→ **Exercise prompt**
Each line of the material below that holds the word "JSON" needs to be copied.

→ **Extracted information**

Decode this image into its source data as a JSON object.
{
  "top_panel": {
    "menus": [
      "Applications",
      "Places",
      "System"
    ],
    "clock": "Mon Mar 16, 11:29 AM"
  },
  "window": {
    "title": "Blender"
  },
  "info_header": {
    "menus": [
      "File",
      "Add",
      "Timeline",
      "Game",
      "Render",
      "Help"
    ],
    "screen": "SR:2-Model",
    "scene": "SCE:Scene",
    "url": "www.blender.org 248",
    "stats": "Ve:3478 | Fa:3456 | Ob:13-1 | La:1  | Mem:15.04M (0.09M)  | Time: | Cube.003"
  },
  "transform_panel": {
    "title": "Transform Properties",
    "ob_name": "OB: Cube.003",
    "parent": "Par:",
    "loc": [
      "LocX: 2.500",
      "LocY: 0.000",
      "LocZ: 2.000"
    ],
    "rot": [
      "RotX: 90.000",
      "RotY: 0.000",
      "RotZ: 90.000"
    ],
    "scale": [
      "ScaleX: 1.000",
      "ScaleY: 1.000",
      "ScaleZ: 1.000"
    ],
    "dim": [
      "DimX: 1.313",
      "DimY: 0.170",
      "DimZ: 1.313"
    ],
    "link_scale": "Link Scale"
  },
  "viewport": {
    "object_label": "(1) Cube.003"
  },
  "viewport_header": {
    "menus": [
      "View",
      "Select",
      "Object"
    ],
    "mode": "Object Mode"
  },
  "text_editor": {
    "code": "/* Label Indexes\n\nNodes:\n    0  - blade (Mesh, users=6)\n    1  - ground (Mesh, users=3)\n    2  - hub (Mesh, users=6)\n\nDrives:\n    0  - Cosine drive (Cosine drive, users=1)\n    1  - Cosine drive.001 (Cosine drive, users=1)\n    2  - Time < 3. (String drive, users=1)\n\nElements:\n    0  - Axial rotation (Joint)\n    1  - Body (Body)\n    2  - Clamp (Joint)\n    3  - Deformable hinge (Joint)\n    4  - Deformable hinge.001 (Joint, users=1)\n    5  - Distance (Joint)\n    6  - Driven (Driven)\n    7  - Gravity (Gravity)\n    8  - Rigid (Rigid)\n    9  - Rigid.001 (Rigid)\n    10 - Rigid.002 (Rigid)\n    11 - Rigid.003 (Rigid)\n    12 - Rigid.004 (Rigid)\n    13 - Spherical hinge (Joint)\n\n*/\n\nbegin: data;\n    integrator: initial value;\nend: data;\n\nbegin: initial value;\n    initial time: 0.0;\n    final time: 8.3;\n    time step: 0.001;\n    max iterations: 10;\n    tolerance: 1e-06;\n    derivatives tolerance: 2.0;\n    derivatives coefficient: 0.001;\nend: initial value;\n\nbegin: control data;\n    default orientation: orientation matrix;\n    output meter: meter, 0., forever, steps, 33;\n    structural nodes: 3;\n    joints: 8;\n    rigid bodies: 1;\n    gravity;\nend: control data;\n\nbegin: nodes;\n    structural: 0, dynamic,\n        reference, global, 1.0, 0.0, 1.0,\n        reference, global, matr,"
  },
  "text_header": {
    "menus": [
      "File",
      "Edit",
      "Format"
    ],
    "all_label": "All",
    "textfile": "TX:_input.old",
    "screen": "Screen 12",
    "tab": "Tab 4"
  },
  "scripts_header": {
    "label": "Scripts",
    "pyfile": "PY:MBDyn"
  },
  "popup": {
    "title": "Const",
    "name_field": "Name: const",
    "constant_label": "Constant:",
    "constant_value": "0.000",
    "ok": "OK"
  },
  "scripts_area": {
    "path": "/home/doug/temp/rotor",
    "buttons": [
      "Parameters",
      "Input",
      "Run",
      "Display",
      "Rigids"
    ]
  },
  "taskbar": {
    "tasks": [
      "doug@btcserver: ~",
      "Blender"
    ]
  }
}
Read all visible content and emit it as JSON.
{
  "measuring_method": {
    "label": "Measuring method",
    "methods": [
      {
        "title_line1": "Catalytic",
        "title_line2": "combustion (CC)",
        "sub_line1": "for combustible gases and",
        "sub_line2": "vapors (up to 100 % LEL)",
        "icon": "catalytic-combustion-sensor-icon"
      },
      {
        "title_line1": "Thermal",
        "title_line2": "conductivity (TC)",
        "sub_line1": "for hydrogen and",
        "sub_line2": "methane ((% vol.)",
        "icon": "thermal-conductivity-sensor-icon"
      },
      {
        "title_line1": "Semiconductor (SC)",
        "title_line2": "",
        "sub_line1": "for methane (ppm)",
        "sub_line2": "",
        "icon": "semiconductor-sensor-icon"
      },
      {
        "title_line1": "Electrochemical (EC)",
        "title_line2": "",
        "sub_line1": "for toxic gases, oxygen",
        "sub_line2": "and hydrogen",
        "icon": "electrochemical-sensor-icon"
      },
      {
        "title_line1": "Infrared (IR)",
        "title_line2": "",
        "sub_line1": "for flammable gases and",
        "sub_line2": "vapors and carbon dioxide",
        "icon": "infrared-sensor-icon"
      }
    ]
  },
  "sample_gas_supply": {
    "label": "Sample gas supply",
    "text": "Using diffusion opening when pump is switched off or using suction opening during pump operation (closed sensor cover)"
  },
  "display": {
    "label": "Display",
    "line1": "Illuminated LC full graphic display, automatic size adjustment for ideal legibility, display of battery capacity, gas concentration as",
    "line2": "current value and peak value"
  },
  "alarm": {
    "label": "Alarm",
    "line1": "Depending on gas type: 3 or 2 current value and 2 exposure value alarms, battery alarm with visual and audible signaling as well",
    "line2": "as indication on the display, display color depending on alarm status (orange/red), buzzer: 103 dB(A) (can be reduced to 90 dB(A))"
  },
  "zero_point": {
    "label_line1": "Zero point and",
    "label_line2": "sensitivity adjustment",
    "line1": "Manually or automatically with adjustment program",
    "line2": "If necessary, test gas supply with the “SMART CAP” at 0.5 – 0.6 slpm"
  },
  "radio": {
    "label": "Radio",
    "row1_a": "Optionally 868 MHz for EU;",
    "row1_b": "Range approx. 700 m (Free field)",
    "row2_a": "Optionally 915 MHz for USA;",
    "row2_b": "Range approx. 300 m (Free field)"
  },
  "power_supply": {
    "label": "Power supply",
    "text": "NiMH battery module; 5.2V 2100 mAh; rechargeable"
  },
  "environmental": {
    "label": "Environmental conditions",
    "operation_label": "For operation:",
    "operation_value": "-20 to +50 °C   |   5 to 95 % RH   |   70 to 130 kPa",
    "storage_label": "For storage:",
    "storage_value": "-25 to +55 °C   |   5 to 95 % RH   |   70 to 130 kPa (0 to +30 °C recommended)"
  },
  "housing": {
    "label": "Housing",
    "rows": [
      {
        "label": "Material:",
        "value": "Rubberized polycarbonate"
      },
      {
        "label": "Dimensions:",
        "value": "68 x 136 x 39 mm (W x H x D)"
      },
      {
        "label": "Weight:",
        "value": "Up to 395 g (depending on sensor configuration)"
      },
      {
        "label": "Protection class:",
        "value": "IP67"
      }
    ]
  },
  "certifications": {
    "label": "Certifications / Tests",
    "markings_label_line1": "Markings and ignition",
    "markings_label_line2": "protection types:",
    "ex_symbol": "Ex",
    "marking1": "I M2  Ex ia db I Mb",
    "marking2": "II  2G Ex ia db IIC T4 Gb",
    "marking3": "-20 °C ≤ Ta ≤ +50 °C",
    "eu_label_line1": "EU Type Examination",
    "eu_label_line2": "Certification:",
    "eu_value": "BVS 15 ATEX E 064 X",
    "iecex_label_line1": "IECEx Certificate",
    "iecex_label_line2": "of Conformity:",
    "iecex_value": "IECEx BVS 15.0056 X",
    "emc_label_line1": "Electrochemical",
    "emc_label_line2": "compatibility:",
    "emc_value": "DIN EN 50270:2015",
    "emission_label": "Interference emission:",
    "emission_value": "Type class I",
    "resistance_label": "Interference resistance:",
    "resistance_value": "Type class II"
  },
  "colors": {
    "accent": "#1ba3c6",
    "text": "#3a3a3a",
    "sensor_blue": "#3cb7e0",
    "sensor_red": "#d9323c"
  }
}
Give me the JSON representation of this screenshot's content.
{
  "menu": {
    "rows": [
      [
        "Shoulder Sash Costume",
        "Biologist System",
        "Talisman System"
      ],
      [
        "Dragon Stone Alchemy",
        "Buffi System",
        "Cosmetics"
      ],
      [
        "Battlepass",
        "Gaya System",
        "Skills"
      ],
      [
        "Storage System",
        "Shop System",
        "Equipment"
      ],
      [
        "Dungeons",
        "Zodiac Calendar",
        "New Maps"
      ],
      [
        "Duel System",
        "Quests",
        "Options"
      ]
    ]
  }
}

→ **Result of the task**
Decode this image into its source data as a JSON object.
Read all visible content and emit it as JSON.
Give me the JSON representation of this screenshot's content.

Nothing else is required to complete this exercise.